"These men and women enriched my life," Claudia Wiles said.
Wiles is an Honor Flight Nevada guardian. She's also a former Marine from a military family, and she's thankful to be giving back.
"It's an incredible experience," she said. "I want to take every single one of the veterans here home with me."
"I was looking for something very rewarding and something I could get behind that was bigger than anything else I've ever done," said guardian James Forbus.
Forbus said each of the veterans is an inspiration.
"Whether they were chipping paint on a ship in the Pacific or in the Battle of Midway, they all answered the call," he said. "They all did their job, and by the grace of God they made it back."
Guardian Barbara Starr said seeing the trip firsthand is an honor.
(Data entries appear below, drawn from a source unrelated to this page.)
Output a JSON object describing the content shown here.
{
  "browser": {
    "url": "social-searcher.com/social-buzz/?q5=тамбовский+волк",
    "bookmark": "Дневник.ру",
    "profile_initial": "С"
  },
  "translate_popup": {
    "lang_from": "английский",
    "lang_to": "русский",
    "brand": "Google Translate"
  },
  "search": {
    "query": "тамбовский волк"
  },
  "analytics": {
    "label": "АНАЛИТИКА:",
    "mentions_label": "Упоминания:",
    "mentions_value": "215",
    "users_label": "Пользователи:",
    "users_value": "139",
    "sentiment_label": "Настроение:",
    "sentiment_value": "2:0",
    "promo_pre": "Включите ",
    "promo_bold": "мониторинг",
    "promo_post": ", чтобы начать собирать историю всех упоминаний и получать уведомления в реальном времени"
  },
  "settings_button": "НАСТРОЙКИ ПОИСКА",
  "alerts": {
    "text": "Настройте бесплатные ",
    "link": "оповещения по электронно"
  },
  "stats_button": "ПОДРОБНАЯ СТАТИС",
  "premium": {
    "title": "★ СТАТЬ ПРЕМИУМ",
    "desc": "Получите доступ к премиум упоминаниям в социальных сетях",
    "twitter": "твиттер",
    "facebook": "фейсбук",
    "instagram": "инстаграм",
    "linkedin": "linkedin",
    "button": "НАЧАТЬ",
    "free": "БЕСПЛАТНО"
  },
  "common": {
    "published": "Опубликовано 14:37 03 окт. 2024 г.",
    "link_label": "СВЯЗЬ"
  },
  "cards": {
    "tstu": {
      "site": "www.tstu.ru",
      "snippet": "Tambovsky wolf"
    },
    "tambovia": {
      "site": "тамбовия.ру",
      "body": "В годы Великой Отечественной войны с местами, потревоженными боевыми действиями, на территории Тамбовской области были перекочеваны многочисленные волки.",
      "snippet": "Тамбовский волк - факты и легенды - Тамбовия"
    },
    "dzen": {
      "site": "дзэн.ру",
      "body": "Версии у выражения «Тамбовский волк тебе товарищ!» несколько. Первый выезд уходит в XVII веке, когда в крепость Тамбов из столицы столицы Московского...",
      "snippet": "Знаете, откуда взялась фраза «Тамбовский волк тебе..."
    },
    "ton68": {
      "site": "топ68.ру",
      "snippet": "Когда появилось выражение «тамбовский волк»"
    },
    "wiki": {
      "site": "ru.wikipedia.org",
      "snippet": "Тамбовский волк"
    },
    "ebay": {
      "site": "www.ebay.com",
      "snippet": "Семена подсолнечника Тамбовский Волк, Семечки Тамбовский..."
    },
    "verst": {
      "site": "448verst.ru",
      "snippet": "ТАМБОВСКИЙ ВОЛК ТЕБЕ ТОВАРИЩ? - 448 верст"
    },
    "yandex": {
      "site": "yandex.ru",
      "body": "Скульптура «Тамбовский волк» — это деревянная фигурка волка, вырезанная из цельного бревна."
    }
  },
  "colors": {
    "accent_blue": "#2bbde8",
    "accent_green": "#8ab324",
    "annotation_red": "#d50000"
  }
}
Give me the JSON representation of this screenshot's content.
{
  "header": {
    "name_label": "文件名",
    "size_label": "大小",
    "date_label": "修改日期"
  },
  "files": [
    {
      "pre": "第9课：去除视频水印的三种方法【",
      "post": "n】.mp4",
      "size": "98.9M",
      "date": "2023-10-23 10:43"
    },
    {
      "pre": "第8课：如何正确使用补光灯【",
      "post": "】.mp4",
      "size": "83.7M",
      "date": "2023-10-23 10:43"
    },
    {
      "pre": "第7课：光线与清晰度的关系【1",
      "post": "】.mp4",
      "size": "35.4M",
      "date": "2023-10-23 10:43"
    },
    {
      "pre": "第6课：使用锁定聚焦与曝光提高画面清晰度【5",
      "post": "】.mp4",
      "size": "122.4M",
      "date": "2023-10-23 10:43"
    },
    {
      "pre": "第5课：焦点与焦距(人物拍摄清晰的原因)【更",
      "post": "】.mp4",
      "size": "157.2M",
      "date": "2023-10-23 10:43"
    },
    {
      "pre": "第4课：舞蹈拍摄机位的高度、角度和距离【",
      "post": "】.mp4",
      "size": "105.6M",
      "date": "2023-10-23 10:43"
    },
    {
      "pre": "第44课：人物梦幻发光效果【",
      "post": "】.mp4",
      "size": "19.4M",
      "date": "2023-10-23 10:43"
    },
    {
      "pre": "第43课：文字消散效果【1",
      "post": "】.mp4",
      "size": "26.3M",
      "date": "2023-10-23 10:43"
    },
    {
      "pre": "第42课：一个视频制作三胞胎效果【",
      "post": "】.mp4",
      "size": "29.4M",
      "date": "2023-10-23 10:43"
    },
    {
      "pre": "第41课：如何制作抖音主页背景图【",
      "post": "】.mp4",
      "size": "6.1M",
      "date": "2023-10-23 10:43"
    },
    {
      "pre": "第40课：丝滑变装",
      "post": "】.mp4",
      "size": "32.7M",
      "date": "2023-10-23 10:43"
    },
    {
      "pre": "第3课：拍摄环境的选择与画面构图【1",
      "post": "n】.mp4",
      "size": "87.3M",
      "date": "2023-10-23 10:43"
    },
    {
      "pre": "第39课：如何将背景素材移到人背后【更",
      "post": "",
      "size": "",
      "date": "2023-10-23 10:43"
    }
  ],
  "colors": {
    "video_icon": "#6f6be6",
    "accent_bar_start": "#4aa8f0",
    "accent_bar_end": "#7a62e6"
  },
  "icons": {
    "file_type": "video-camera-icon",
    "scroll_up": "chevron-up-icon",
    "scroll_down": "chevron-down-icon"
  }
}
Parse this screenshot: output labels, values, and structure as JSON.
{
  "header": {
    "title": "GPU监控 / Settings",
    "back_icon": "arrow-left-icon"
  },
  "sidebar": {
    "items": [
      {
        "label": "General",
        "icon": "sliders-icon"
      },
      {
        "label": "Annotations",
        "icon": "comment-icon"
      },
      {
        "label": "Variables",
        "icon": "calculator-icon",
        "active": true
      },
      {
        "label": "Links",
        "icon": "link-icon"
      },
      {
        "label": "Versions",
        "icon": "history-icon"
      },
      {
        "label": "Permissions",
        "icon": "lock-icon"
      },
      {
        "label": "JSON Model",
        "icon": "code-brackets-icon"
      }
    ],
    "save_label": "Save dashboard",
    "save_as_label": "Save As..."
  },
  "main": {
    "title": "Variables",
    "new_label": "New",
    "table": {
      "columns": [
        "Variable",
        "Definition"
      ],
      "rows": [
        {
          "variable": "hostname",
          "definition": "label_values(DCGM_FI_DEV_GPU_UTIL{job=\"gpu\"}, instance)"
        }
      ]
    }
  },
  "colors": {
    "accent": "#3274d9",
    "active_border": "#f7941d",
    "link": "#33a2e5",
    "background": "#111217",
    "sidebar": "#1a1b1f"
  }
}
"It's hard to tell your stories," she said. "So for me to stand back and hear the guys perhaps sometimes the first time they're just telling their stories, you can't not feel what they feel. It's really beautiful."
Honor Flight Nevada Founder Jon Yuspa said the guardians are there make sure the veterans are safe and happy.
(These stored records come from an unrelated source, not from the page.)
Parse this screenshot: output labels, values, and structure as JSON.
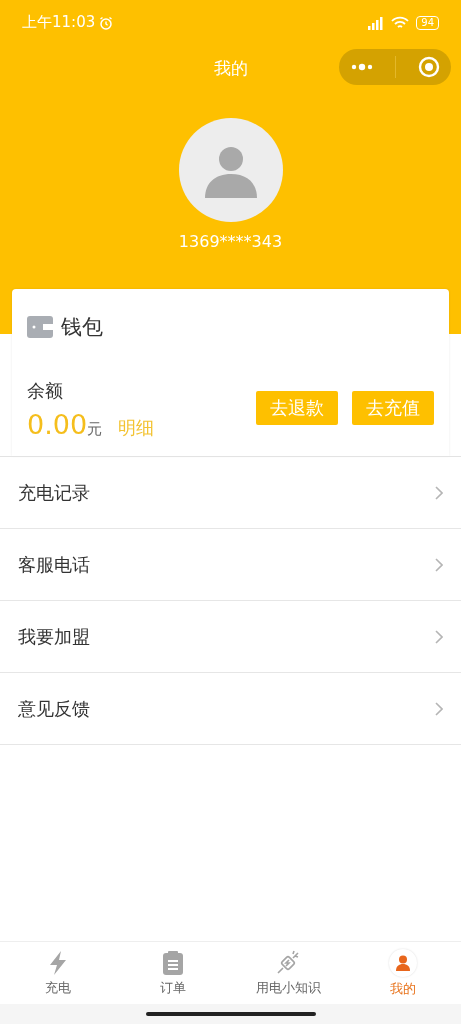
{
  "status_bar": {
    "time": "上午11:03",
    "battery": "94"
  },
  "nav": {
    "title": "我的"
  },
  "profile": {
    "phone": "1369****343"
  },
  "wallet": {
    "title": "钱包",
    "balance_label": "余额",
    "amount": "0.00",
    "unit": "元",
    "detail_link": "明细",
    "buttons": [
      "去退款",
      "去充值"
    ]
  },
  "menu": [
    {
      "label": "充电记录"
    },
    {
      "label": "客服电话"
    },
    {
      "label": "我要加盟"
    },
    {
      "label": "意见反馈"
    }
  ],
  "tabs": [
    {
      "label": "充电",
      "kind": "bolt",
      "selected": false
    },
    {
      "label": "订单",
      "kind": "clipboard",
      "selected": false
    },
    {
      "label": "用电小知识",
      "kind": "plug",
      "selected": false
    },
    {
      "label": "我的",
      "kind": "person",
      "selected": true
    }
  ]
}
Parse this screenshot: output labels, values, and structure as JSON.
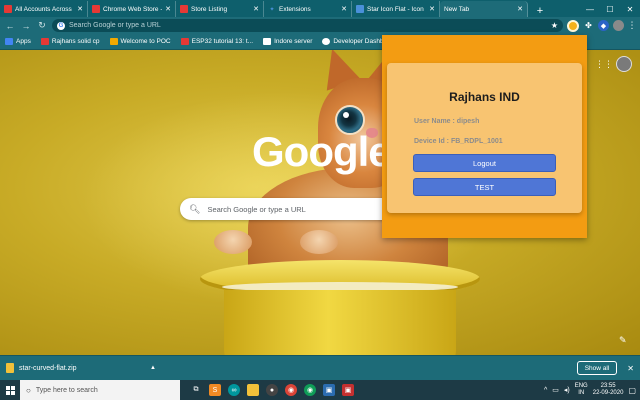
{
  "tabs": [
    {
      "label": "All Accounts Across",
      "favicon_color": "#e53935",
      "active": false
    },
    {
      "label": "Chrome Web Store -",
      "favicon_color": "#e53935",
      "active": false
    },
    {
      "label": "Store Listing",
      "favicon_color": "#e53935",
      "active": false
    },
    {
      "label": "Extensions",
      "favicon_color": "#4a90d9",
      "active": false
    },
    {
      "label": "Star Icon Flat - Icon",
      "favicon_color": "#4a90d9",
      "active": false
    },
    {
      "label": "New Tab",
      "favicon_color": "",
      "active": true
    }
  ],
  "toolbar": {
    "omnibox_placeholder": "Search Google or type a URL"
  },
  "bookmarks": [
    {
      "label": "Apps",
      "color": "#4285f4"
    },
    {
      "label": "Rajhans solid cp",
      "color": "#e53935"
    },
    {
      "label": "Welcome to POC",
      "color": "#f2a900"
    },
    {
      "label": "ESP32 tutorial 13: t...",
      "color": "#e53935"
    },
    {
      "label": "Indore server",
      "color": "#ffffff"
    },
    {
      "label": "Developer Dashboa...",
      "color": "#ffffff"
    }
  ],
  "ntp": {
    "logo_text": "Google",
    "search_placeholder": "Search Google or type a URL"
  },
  "popup": {
    "title": "Rajhans IND",
    "user_line": "User Name : dipesh",
    "device_line": "Device Id : FB_RDPL_1001",
    "logout_label": "Logout",
    "test_label": "TEST",
    "colors": {
      "background": "#f39c12",
      "card": "#f8c471",
      "button": "#4f76d6"
    }
  },
  "downloads": {
    "file_name": "star-curved-flat.zip",
    "show_all_label": "Show all"
  },
  "taskbar": {
    "search_placeholder": "Type here to search",
    "language_top": "ENG",
    "language_bottom": "IN",
    "time": "23:55",
    "date": "22-09-2020"
  }
}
"They're very humble and they won't ask, but once you do it they don't think that we're coddling them," he said. "They just feel like they're being treate like royalty."
He said the trips couldn't happen without them.
"We don't need guardians if we don't have veterans, and if we have veterans we can't bring them without guardians," Yuspa said. "They are the backbone of the program."
While their hard work is vital, they say it never feels like work.
"[It's a] tremendous responsiblity, however, a very tremendous honor and very humbling at the same time," Forbus said.
"[They're] coming up to me and saying thank you for what you're doing for us, and I'm like 'oh my god this is my pleasure to do it for you,'" Wiles said.
Wiles said she'll remember this trip forever and she'd love to be a guardian again.
"It's not just a weekend," she said. "This is something that's going to last me for the rest of my life. I will draw upon this experience forever, and lessons that I've learned here and things that I've heard here I will tell my kids and my grandkids and anyone else who's willing to listen."